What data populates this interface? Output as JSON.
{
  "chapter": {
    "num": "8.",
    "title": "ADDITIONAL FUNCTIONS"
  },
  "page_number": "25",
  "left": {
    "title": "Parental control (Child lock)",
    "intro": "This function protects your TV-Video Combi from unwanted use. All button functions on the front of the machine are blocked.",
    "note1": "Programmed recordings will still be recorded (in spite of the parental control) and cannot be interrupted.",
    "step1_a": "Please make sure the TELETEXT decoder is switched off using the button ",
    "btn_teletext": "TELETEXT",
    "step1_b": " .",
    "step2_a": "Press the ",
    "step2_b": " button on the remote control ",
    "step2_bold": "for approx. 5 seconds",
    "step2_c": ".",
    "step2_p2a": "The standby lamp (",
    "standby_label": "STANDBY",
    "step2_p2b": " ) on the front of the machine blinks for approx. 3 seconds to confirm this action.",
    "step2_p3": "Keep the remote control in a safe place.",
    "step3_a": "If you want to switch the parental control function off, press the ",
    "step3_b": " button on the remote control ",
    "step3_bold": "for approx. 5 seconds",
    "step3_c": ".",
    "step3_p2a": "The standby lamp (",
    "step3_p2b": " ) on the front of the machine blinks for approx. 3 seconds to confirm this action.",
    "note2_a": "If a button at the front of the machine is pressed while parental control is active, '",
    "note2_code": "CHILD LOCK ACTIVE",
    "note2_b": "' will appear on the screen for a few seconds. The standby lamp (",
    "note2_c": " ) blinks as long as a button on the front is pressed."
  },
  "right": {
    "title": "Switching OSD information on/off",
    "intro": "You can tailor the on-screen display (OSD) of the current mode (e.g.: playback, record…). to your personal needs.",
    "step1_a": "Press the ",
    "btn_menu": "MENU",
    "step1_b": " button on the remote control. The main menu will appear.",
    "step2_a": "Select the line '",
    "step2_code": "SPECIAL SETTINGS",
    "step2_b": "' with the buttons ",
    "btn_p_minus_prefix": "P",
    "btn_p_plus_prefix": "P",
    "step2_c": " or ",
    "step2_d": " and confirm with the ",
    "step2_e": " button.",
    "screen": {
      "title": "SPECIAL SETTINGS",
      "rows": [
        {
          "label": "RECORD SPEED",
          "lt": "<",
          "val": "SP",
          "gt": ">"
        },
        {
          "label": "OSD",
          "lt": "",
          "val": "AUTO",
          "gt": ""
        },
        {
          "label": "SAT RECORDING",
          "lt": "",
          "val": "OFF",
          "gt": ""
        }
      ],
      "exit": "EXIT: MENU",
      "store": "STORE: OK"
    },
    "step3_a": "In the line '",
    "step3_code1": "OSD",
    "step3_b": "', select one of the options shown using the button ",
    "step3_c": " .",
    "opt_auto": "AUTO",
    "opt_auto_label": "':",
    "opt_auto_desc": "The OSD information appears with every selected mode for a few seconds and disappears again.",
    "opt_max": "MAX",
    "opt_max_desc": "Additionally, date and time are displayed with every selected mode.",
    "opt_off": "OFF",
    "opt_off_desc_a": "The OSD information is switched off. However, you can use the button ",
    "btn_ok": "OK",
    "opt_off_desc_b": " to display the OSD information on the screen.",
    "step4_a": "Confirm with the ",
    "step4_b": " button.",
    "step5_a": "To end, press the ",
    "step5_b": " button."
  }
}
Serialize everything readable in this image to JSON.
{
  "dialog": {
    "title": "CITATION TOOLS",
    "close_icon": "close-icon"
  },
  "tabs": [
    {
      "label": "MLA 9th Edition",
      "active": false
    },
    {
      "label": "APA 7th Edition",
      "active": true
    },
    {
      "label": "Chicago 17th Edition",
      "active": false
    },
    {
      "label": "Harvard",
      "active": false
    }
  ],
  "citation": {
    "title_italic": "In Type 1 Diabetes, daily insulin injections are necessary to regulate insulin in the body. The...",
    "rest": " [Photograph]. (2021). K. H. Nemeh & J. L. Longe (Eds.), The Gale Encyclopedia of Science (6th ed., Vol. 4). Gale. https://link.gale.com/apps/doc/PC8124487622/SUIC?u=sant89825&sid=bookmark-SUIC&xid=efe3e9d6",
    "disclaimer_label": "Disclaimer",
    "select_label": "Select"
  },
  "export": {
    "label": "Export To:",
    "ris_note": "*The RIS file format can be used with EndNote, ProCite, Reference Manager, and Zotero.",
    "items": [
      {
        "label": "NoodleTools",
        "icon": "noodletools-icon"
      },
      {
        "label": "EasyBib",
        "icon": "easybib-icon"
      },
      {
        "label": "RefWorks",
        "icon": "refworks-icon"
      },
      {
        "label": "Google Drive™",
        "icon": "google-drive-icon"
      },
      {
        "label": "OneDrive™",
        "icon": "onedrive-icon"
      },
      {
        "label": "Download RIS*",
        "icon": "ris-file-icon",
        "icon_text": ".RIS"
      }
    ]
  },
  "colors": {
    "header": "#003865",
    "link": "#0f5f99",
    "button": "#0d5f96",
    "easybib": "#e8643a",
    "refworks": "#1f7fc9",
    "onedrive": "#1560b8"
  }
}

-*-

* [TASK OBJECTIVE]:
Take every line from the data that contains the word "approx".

* [SOLUTION BELOW]:
    "step2_bold": "for approx. 5 seconds",
    "step2_p2b": " ) on the front of the machine blinks for approx. 3 seconds to confirm this action.",
    "step3_bold": "for approx. 5 seconds",
    "step3_p2b": " ) on the front of the machine blinks for approx. 3 seconds to confirm this action.",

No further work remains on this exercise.